Task directions: Reproduce the data in full, exactly as it appears.

Provided data:
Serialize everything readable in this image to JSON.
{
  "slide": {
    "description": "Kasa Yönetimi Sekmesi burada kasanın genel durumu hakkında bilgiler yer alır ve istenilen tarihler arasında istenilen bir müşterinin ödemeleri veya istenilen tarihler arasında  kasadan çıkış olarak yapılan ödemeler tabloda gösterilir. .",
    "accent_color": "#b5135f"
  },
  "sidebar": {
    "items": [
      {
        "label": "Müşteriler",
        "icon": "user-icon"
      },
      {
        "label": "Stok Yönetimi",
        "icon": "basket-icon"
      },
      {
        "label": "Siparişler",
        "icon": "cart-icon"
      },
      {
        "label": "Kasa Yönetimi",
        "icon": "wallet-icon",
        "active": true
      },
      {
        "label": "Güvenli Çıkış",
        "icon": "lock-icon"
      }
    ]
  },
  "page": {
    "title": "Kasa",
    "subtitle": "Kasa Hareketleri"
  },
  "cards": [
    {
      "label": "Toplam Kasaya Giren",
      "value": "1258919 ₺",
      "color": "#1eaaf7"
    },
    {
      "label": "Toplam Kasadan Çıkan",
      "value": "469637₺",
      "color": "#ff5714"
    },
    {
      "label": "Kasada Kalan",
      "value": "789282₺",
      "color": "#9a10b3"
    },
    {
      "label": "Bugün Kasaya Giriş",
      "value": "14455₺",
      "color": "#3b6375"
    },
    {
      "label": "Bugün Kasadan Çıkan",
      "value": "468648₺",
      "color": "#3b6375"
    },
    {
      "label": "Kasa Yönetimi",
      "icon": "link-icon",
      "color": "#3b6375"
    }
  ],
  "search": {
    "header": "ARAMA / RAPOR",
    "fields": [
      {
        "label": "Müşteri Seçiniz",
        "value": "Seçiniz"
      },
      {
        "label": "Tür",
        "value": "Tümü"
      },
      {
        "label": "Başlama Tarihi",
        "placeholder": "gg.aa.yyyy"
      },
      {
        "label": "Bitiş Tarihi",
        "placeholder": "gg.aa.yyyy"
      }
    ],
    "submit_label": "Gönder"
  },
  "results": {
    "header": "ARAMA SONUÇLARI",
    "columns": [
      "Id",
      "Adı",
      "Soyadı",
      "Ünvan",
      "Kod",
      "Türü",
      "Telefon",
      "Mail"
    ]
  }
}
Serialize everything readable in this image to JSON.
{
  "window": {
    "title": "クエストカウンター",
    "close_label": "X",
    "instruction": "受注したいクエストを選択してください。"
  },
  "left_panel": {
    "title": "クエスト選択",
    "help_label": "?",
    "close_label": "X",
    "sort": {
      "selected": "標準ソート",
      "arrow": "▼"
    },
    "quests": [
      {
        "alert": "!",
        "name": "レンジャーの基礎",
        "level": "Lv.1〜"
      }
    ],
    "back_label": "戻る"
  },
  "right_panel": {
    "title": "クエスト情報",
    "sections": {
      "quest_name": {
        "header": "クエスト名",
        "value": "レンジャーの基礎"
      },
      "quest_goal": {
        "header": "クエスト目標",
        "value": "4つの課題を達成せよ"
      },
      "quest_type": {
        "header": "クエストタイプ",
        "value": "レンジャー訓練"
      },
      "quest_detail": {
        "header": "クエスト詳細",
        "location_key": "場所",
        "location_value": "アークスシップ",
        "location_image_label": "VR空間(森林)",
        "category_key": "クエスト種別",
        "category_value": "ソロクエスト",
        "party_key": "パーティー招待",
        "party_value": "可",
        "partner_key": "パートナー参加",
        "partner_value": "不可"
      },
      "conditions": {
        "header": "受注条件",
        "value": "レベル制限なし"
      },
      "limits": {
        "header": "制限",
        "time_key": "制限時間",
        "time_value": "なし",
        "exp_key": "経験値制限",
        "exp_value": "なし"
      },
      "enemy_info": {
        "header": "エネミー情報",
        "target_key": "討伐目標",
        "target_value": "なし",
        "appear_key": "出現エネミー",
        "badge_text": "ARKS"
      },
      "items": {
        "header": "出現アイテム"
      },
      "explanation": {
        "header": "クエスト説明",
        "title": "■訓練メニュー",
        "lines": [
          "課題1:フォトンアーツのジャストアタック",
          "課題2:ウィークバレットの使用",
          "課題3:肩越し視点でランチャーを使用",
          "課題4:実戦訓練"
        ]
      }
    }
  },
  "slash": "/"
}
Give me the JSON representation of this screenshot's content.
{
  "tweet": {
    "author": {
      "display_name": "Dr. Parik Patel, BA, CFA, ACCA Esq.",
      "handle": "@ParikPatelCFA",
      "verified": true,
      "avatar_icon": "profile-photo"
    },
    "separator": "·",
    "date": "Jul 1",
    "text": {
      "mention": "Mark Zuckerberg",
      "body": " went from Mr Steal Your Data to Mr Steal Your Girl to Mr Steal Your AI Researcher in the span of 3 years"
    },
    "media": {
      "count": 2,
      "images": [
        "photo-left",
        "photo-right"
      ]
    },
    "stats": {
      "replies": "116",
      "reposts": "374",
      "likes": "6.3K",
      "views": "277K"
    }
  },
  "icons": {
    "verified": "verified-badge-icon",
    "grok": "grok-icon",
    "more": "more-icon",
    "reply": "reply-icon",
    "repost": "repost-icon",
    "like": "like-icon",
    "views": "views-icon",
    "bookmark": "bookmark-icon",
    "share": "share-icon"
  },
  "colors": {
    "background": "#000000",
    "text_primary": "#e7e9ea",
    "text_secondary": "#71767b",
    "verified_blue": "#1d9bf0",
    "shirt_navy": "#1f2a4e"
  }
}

Answer:
Serialize everything readable in this image to JSON.
{
  "slide": {
    "description": "Kasa Yönetimi Sekmesi burada kasanın genel durumu hakkında bilgiler yer alır ve istenilen tarihler arasında istenilen bir müşterinin ödemeleri veya istenilen tarihler arasında  kasadan çıkış olarak yapılan ödemeler tabloda gösterilir. .",
    "accent_color": "#b5135f"
  },
  "sidebar": {
    "items": [
      {
        "label": "Müşteriler",
        "icon": "user-icon"
      },
      {
        "label": "Stok Yönetimi",
        "icon": "basket-icon"
      },
      {
        "label": "Siparişler",
        "icon": "cart-icon"
      },
      {
        "label": "Kasa Yönetimi",
        "icon": "wallet-icon",
        "active": true
      },
      {
        "label": "Güvenli Çıkış",
        "icon": "lock-icon"
      }
    ]
  },
  "page": {
    "title": "Kasa",
    "subtitle": "Kasa Hareketleri"
  },
  "cards": [
    {
      "label": "Toplam Kasaya Giren",
      "value": "1258919 ₺",
      "color": "#1eaaf7"
    },
    {
      "label": "Toplam Kasadan Çıkan",
      "value": "469637₺",
      "color": "#ff5714"
    },
    {
      "label": "Kasada Kalan",
      "value": "789282₺",
      "color": "#9a10b3"
    },
    {
      "label": "Bugün Kasaya Giriş",
      "value": "14455₺",
      "color": "#3b6375"
    },
    {
      "label": "Bugün Kasadan Çıkan",
      "value": "468648₺",
      "color": "#3b6375"
    },
    {
      "label": "Kasa Yönetimi",
      "icon": "link-icon",
      "color": "#3b6375"
    }
  ],
  "search": {
    "header": "ARAMA / RAPOR",
    "fields": [
      {
        "label": "Müşteri Seçiniz",
        "value": "Seçiniz"
      },
      {
        "label": "Tür",
        "value": "Tümü"
      },
      {
        "label": "Başlama Tarihi",
        "placeholder": "gg.aa.yyyy"
      },
      {
        "label": "Bitiş Tarihi",
        "placeholder": "gg.aa.yyyy"
      }
    ],
    "submit_label": "Gönder"
  },
  "results": {
    "header": "ARAMA SONUÇLARI",
    "columns": [
      "Id",
      "Adı",
      "Soyadı",
      "Ünvan",
      "Kod",
      "Türü",
      "Telefon",
      "Mail"
    ]
  }
}
Serialize everything readable in this image to JSON.
{
  "window": {
    "title": "クエストカウンター",
    "close_label": "X",
    "instruction": "受注したいクエストを選択してください。"
  },
  "left_panel": {
    "title": "クエスト選択",
    "help_label": "?",
    "close_label": "X",
    "sort": {
      "selected": "標準ソート",
      "arrow": "▼"
    },
    "quests": [
      {
        "alert": "!",
        "name": "レンジャーの基礎",
        "level": "Lv.1〜"
      }
    ],
    "back_label": "戻る"
  },
  "right_panel": {
    "title": "クエスト情報",
    "sections": {
      "quest_name": {
        "header": "クエスト名",
        "value": "レンジャーの基礎"
      },
      "quest_goal": {
        "header": "クエスト目標",
        "value": "4つの課題を達成せよ"
      },
      "quest_type": {
        "header": "クエストタイプ",
        "value": "レンジャー訓練"
      },
      "quest_detail": {
        "header": "クエスト詳細",
        "location_key": "場所",
        "location_value": "アークスシップ",
        "location_image_label": "VR空間(森林)",
        "category_key": "クエスト種別",
        "category_value": "ソロクエスト",
        "party_key": "パーティー招待",
        "party_value": "可",
        "partner_key": "パートナー参加",
        "partner_value": "不可"
      },
      "conditions": {
        "header": "受注条件",
        "value": "レベル制限なし"
      },
      "limits": {
        "header": "制限",
        "time_key": "制限時間",
        "time_value": "なし",
        "exp_key": "経験値制限",
        "exp_value": "なし"
      },
      "enemy_info": {
        "header": "エネミー情報",
        "target_key": "討伐目標",
        "target_value": "なし",
        "appear_key": "出現エネミー",
        "badge_text": "ARKS"
      },
      "items": {
        "header": "出現アイテム"
      },
      "explanation": {
        "header": "クエスト説明",
        "title": "■訓練メニュー",
        "lines": [
          "課題1:フォトンアーツのジャストアタック",
          "課題2:ウィークバレットの使用",
          "課題3:肩越し視点でランチャーを使用",
          "課題4:実戦訓練"
        ]
      }
    }
  },
  "slash": "/"
}
Give me the JSON representation of this screenshot's content.
{
  "tweet": {
    "author": {
      "display_name": "Dr. Parik Patel, BA, CFA, ACCA Esq.",
      "handle": "@ParikPatelCFA",
      "verified": true,
      "avatar_icon": "profile-photo"
    },
    "separator": "·",
    "date": "Jul 1",
    "text": {
      "mention": "Mark Zuckerberg",
      "body": " went from Mr Steal Your Data to Mr Steal Your Girl to Mr Steal Your AI Researcher in the span of 3 years"
    },
    "media": {
      "count": 2,
      "images": [
        "photo-left",
        "photo-right"
      ]
    },
    "stats": {
      "replies": "116",
      "reposts": "374",
      "likes": "6.3K",
      "views": "277K"
    }
  },
  "icons": {
    "verified": "verified-badge-icon",
    "grok": "grok-icon",
    "more": "more-icon",
    "reply": "reply-icon",
    "repost": "repost-icon",
    "like": "like-icon",
    "views": "views-icon",
    "bookmark": "bookmark-icon",
    "share": "share-icon"
  },
  "colors": {
    "background": "#000000",
    "text_primary": "#e7e9ea",
    "text_secondary": "#71767b",
    "verified_blue": "#1d9bf0",
    "shirt_navy": "#1f2a4e"
  }
}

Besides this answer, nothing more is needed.